By Jan Booth, MA, RN, NC-BC

Having been part of the early years of the hospice movement, I’m heartened by the emergence of a new leading edge of end-of-life care. These emerging models may be a sign that Americans are moving towards a tipping point in our cultural conversation about death and dying. Big shifts and transformations are shaking things up. The new growth of innovation is moving from the edges of our culture, but not yet mainstream. Whether the new models are drawing from older wisdom or from fresh thinking, the central theme appears to be the returning of death to its place in the cycle of living and dying and to its place in the center of our families and communities. People are finding creative ways to bring death more into the light of day, bringing with it a sense of naturalness and familiarity. I clearly see a re-calibration away from the direction of modern techno-medical dying, moving instead towards dying as a meaningful developmental stage of life.

To engage with issues of aging, living with advanced illness and dying often places us on the margins – as these are the edges of our culture’s comfort zone. With our strong cultural orientation towards youth, achievement, materialism and a “can-do” spirit, reflections and intentional preparation for frailty and diminishment – let alone death – are edgy topics. In spite of that, there seems to be much interest in a different approach to the last part of our lives. I see two central themes that shape this emerging ‘forward edge’ of how we die – understanding death and dying from a deeper place of wisdom and engaging with fresh and innovative thinking about death. Some inspiration rests solely in an exploration of collective human wisdom or wisdom traditions within spiritual study, and some of the fresh thinking results from a contemporary mindset of the 21st century. The overlap is found in new innovations that draw from accumulated human wisdom. The fifteen sessions of The Art of Dying Integrative Thanatology Certificate Program represent innovative thought and wise practices for our times.

I’ve heard people say that it’s hard to define wisdom, but you know it when you hear it. When I conceive of wisdom, I draw from the deep well of past experiences, shared human knowledge, spiritual truths that have evolved through millennia and a perspective that is big enough to hold life’s challenges and paradoxes. Wisdom comes slowly, from contemplation and a mind that develops awareness. It also emerges slowly through our experiences – from the ups and downs we’ve weathered, from accumulated lessons learned, or even from the innocence of children who speak without pretense. It is the core that spiritual and religious traditions have in common. And it draws heavily from values of love, compassion, fairness, balance and personal transformation.

It is to this place of wisdom that many people go when searching for answers about dying:

Are we more than our physical bodies?

What is the meaning of suffering?
How do I hold the pain of grief and loss?
What’s the purpose of my life?
What happens to me when I die?
What are the best practices for dying without fear and isolation?

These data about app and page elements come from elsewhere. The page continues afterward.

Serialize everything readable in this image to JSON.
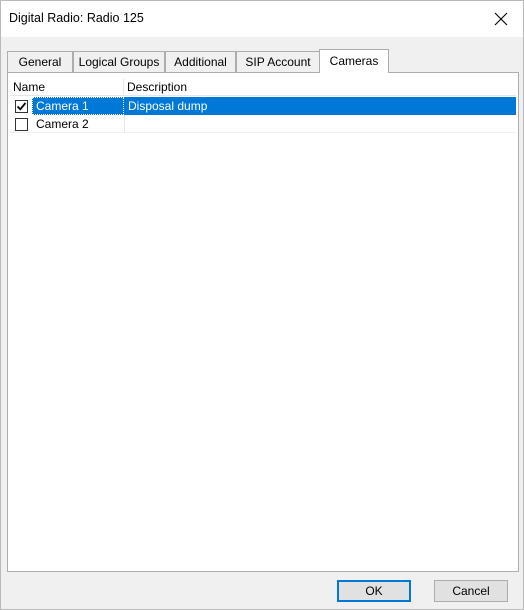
{
  "window": {
    "title": "Digital Radio: Radio 125"
  },
  "tabs": [
    {
      "label": "General"
    },
    {
      "label": "Logical Groups"
    },
    {
      "label": "Additional"
    },
    {
      "label": "SIP Account"
    },
    {
      "label": "Cameras",
      "active": true
    }
  ],
  "list": {
    "columns": [
      "Name",
      "Description"
    ],
    "rows": [
      {
        "checked": true,
        "name": "Camera 1",
        "description": "Disposal dump",
        "selected": true
      },
      {
        "checked": false,
        "name": "Camera 2",
        "description": "",
        "selected": false
      }
    ]
  },
  "buttons": {
    "ok": "OK",
    "cancel": "Cancel"
  },
  "colors": {
    "selection": "#0078d7"
  }
}
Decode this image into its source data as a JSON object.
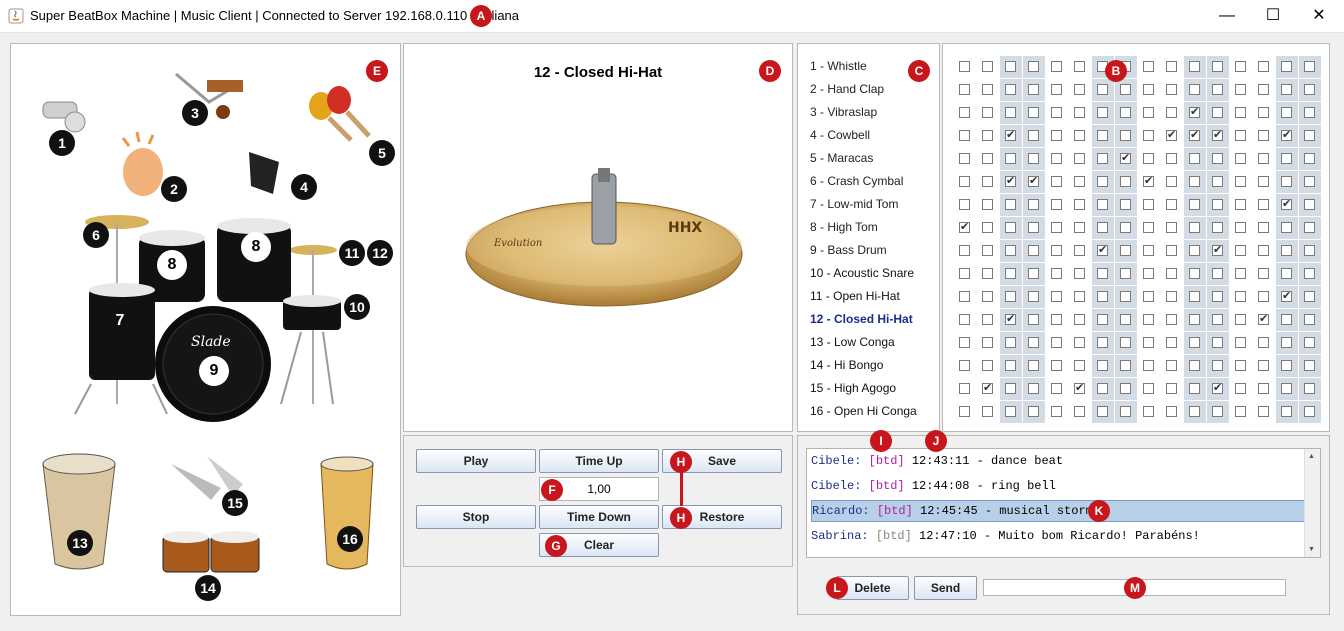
{
  "window": {
    "title": "Super BeatBox Machine | Music Client | Connected to Server 192.168.0.110 | Juliana",
    "controls": {
      "minimize": "—",
      "maximize": "☐",
      "close": "✕"
    }
  },
  "markers": {
    "A": "A",
    "B": "B",
    "C": "C",
    "D": "D",
    "E": "E",
    "F": "F",
    "G": "G",
    "H": "H",
    "I": "I",
    "J": "J",
    "K": "K",
    "L": "L",
    "M": "M"
  },
  "instrument_image_labels": [
    "1",
    "2",
    "3",
    "4",
    "5",
    "6",
    "7",
    "8",
    "8",
    "9",
    "10",
    "11",
    "12",
    "13",
    "14",
    "15",
    "16"
  ],
  "preview": {
    "title": "12 - Closed Hi-Hat",
    "cymbal_brand": "HHX",
    "cymbal_series": "Evolution"
  },
  "instruments": [
    "1 - Whistle",
    "2 - Hand Clap",
    "3 - Vibraslap",
    "4 - Cowbell",
    "5 - Maracas",
    "6 - Crash Cymbal",
    "7 - Low-mid Tom",
    "8 - High Tom",
    "9 - Bass Drum",
    "10 - Acoustic Snare",
    "11 - Open Hi-Hat",
    "12 - Closed Hi-Hat",
    "13 - Low Conga",
    "14 - Hi Bongo",
    "15 - High Agogo",
    "16 - Open Hi Conga"
  ],
  "selected_instrument_index": 11,
  "pattern": [
    [
      0,
      0,
      0,
      0,
      0,
      0,
      0,
      0,
      0,
      0,
      0,
      0,
      0,
      0,
      0,
      0
    ],
    [
      0,
      0,
      0,
      0,
      0,
      0,
      0,
      0,
      0,
      0,
      0,
      0,
      0,
      0,
      0,
      0
    ],
    [
      0,
      0,
      0,
      0,
      0,
      0,
      0,
      0,
      0,
      0,
      1,
      0,
      0,
      0,
      0,
      0
    ],
    [
      0,
      0,
      1,
      0,
      0,
      0,
      0,
      0,
      0,
      1,
      1,
      1,
      0,
      0,
      1,
      0
    ],
    [
      0,
      0,
      0,
      0,
      0,
      0,
      0,
      1,
      0,
      0,
      0,
      0,
      0,
      0,
      0,
      0
    ],
    [
      0,
      0,
      1,
      1,
      0,
      0,
      0,
      0,
      1,
      0,
      0,
      0,
      0,
      0,
      0,
      0
    ],
    [
      0,
      0,
      0,
      0,
      0,
      0,
      0,
      0,
      0,
      0,
      0,
      0,
      0,
      0,
      1,
      0
    ],
    [
      1,
      0,
      0,
      0,
      0,
      0,
      0,
      0,
      0,
      0,
      0,
      0,
      0,
      0,
      0,
      0
    ],
    [
      0,
      0,
      0,
      0,
      0,
      0,
      1,
      0,
      0,
      0,
      0,
      1,
      0,
      0,
      0,
      0
    ],
    [
      0,
      0,
      0,
      0,
      0,
      0,
      0,
      0,
      0,
      0,
      0,
      0,
      0,
      0,
      0,
      0
    ],
    [
      0,
      0,
      0,
      0,
      0,
      0,
      0,
      0,
      0,
      0,
      0,
      0,
      0,
      0,
      1,
      0
    ],
    [
      0,
      0,
      1,
      0,
      0,
      0,
      0,
      0,
      0,
      0,
      0,
      0,
      0,
      1,
      0,
      0
    ],
    [
      0,
      0,
      0,
      0,
      0,
      0,
      0,
      0,
      0,
      0,
      0,
      0,
      0,
      0,
      0,
      0
    ],
    [
      0,
      0,
      0,
      0,
      0,
      0,
      0,
      0,
      0,
      0,
      0,
      0,
      0,
      0,
      0,
      0
    ],
    [
      0,
      1,
      0,
      0,
      0,
      1,
      0,
      0,
      0,
      0,
      0,
      1,
      0,
      0,
      0,
      0
    ],
    [
      0,
      0,
      0,
      0,
      0,
      0,
      0,
      0,
      0,
      0,
      0,
      0,
      0,
      0,
      0,
      0
    ]
  ],
  "controls": {
    "play": "Play",
    "time_up": "Time Up",
    "save": "Save",
    "tempo_value": "1,00",
    "stop": "Stop",
    "time_down": "Time Down",
    "restore": "Restore",
    "clear": "Clear"
  },
  "chat": {
    "messages": [
      {
        "user": "Cibele:",
        "tag": "[btd]",
        "time": "12:43:11",
        "text": "- dance beat",
        "tag_active": true
      },
      {
        "user": "Cibele:",
        "tag": "[btd]",
        "time": "12:44:08",
        "text": "- ring bell",
        "tag_active": true
      },
      {
        "user": "Ricardo:",
        "tag": "[btd]",
        "time": "12:45:45",
        "text": "- musical storm",
        "tag_active": true
      },
      {
        "user": "Sabrina:",
        "tag": "[btd]",
        "time": "12:47:10",
        "text": "- Muito bom Ricardo! Parabéns!",
        "tag_active": false
      }
    ],
    "selected_index": 2,
    "delete_label": "Delete",
    "send_label": "Send",
    "message_input": ""
  }
}
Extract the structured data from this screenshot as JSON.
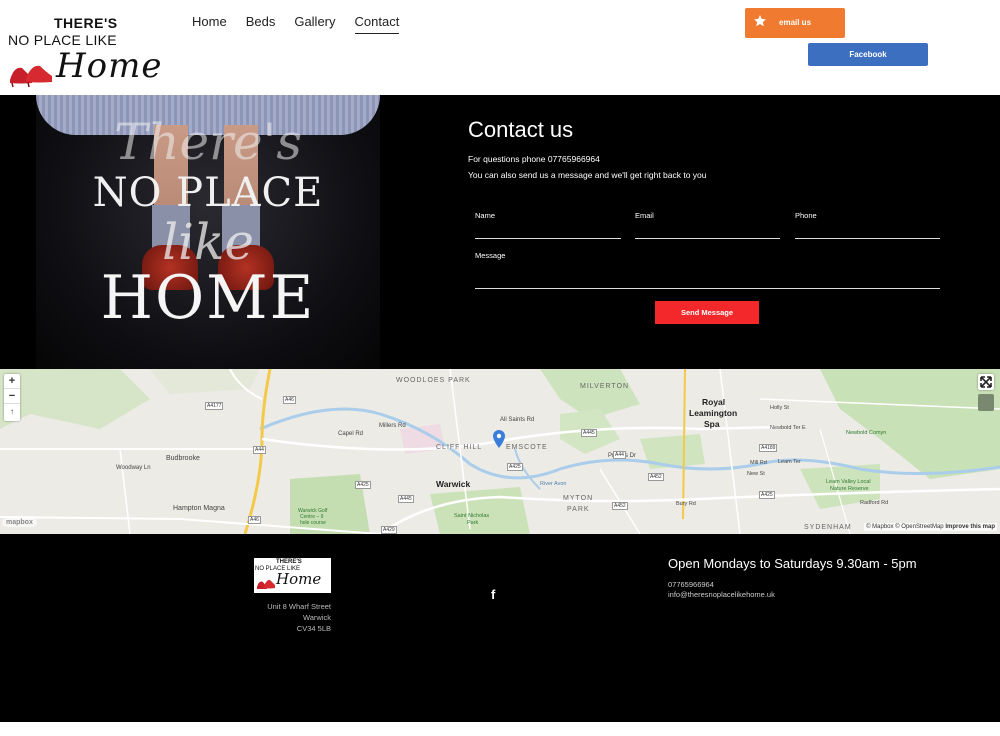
{
  "logo": {
    "line1": "THERE'S",
    "line2": "NO PLACE LIKE",
    "line3": "Home"
  },
  "nav": {
    "items": [
      "Home",
      "Beds",
      "Gallery",
      "Contact"
    ],
    "active": "Contact"
  },
  "header_buttons": {
    "email": "email us",
    "facebook": "Facebook"
  },
  "hero_text": {
    "line1": "There's",
    "line2": "NO PLACE",
    "line3": "like",
    "line4": "HOME"
  },
  "contact": {
    "title": "Contact us",
    "line1": "For questions phone 07765966964",
    "line2": "You can also send us a message and we'll get right back to you",
    "fields": {
      "name": "Name",
      "email": "Email",
      "phone": "Phone",
      "message": "Message"
    },
    "send": "Send Message"
  },
  "map": {
    "places": {
      "woodloes": "WOODLOES PARK",
      "milverton": "MILVERTON",
      "royal": "Royal",
      "leamington": "Leamington",
      "spa": "Spa",
      "cliffhill": "CLIFF HILL",
      "emscote": "EMSCOTE",
      "warwick": "Warwick",
      "budbrooke": "Budbrooke",
      "hamptonmagna": "Hampton Magna",
      "myton": "MYTON",
      "park": "PARK",
      "sydenham": "SYDENHAM",
      "newboldcomyn": "Newbold Comyn",
      "leamvalley": "Leam Valley Local",
      "naturereserve": "Nature Reserve",
      "stnicholas": "Saint Nicholas",
      "stnicholas2": "Park",
      "warwickgolf": "Warwick Golf",
      "warwickgolf2": "Centre – 9",
      "warwickgolf3": "hole course",
      "millersrd": "Millers Rd",
      "capelrd": "Capel Rd",
      "allsaintsrd": "All Saints Rd",
      "princesdr": "Princes Dr",
      "woodloesln": "Woodway Ln",
      "hollyst": "Holly St",
      "newboldterr": "Newbold Ter E",
      "millrd": "Mill Rd",
      "leamterr": "Leam Ter",
      "newst": "New St",
      "buryrd": "Bury Rd",
      "radfordrd": "Radford Rd",
      "riverleam": "River Avon"
    },
    "shields": [
      "A4177",
      "A46",
      "A445",
      "A4189",
      "A425",
      "A452",
      "A44",
      "A429",
      "A46",
      "A452",
      "A445",
      "A425",
      "A425",
      "A44"
    ],
    "zoom_in": "+",
    "zoom_out": "−",
    "compass": "↑",
    "logo": "mapbox",
    "attribution": {
      "a": "© Mapbox",
      "b": "© OpenStreetMap",
      "c": "Improve this map"
    }
  },
  "footer": {
    "logo": {
      "line1": "THERE'S",
      "line2": "NO PLACE LIKE",
      "line3": "Home"
    },
    "address": [
      "Unit 8 Wharf Street",
      "Warwick",
      "CV34 5LB"
    ],
    "facebook_icon": "f",
    "hours": "Open Mondays to Saturdays  9.30am - 5pm",
    "phone": "07765966964",
    "email": "info@theresnoplacelikehome.uk"
  },
  "colors": {
    "email_button": "#f07a2f",
    "facebook_button": "#3d6fc1",
    "send_button": "#f2282b",
    "map_pin": "#3b7dd8"
  }
}
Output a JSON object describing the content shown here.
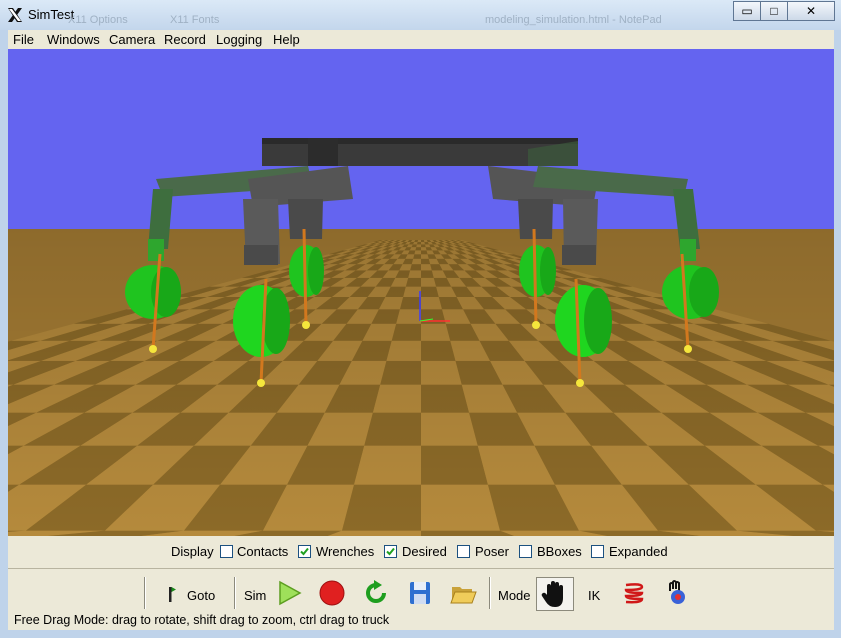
{
  "window": {
    "title": "SimTest",
    "ghost_titles": [
      "X11 Options",
      "X11 Fonts",
      "modeling_simulation.html - NotePad"
    ],
    "controls": {
      "minimize": "▭",
      "maximize": "□",
      "close": "✕"
    }
  },
  "menu": [
    "File",
    "Windows",
    "Camera",
    "Record",
    "Logging",
    "Help"
  ],
  "viewport": {
    "sky_color": "#6464f0",
    "floor_colors": [
      "#b58a3c",
      "#8c6a28"
    ],
    "robot_body_color": "#3c3c3c",
    "leg_color": "#2ea62e",
    "wheel_color": "#1fd61f",
    "wrench_color": "#d2781e"
  },
  "display": {
    "label": "Display",
    "options": [
      {
        "label": "Contacts",
        "checked": false
      },
      {
        "label": "Wrenches",
        "checked": true
      },
      {
        "label": "Desired",
        "checked": true
      },
      {
        "label": "Poser",
        "checked": false
      },
      {
        "label": "BBoxes",
        "checked": false
      },
      {
        "label": "Expanded",
        "checked": false
      }
    ]
  },
  "toolbar": {
    "goto_label": "Goto",
    "sim_label": "Sim",
    "mode_label": "Mode",
    "ik_label": "IK",
    "icons": [
      "flag-icon",
      "play-icon",
      "record-icon",
      "reset-icon",
      "save-icon",
      "open-folder-icon",
      "hand-icon",
      "spring-icon",
      "poser-icon"
    ]
  },
  "status": {
    "text": "Free Drag Mode: drag to rotate, shift drag to zoom, ctrl drag to truck"
  }
}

I have noticed that many people who want to open up the cultural conversation about death and dying are drawn to exploring wisdom traditions, spiritual insight and studies of consciousness. It’s not easy to find this kind of conversation within our institutions of religion and learning. This search for new ways to explore death is part of the re-calibration of the how we die in modern times. We look for something that gives a bigger picture or a sense of context for our suffering, our pain, our grief. A kind of learning that centers on our humanity and our sense of ‘being in this together.’ A body of knowledge that points towards the possibility of meaning within mystery, even if it’s not seen or understood in the present. These explorations of meaning and insight are part of the path forward in facing our mortality and venturing into challenging conversations about dying.

Many of us have ‘heard a call’ to be a more conscious presence for others at the end of life. At The Open Center’s Art of Dying Institute, we are creating a place to explore, deepen and develop ourselves to more fully respond to that call. Through compelling virtual sessions, readings and videos, deep conversations in small groups, creative journaling and experiential practices, our certificate course will build your capacity to be a grounded and compassionate presence for yourself and others. Come join us, and be part of this movement to profoundly transform how we die – and how we care for each other – in modern times.

Jan Booth MA, RN, has worked as a nurse for many years at the intersection of quality of life and end of life, as a hospice/palliative care nurse and as an end-of-life coach and educator. She serves as faculty for the International Nurse Coach Association and the Conscious Dying Institute, and is the author of Re-Imagining the End-of-Life: Self-Development & Reflective Practices for Nurse Coaches.

Jan Booth is the Integrative Thanatology Certificate Training Facilitator. She will offer student support, counsel, community building ideas and creative collaborations. She will develop assignments and practices throughout the program including mid-term and final assignments. The facilitator will also be available for online/telephone advice and mentorship as well as creating opportunities for group meeting and creative collaborations outside the class—including study groups.

For complete information on the next session of the training scheduled to begin on October 8th, 2021 click HERE.

© 2020 New York Open Center, Inc. Terms & Conditions | Privacy Policy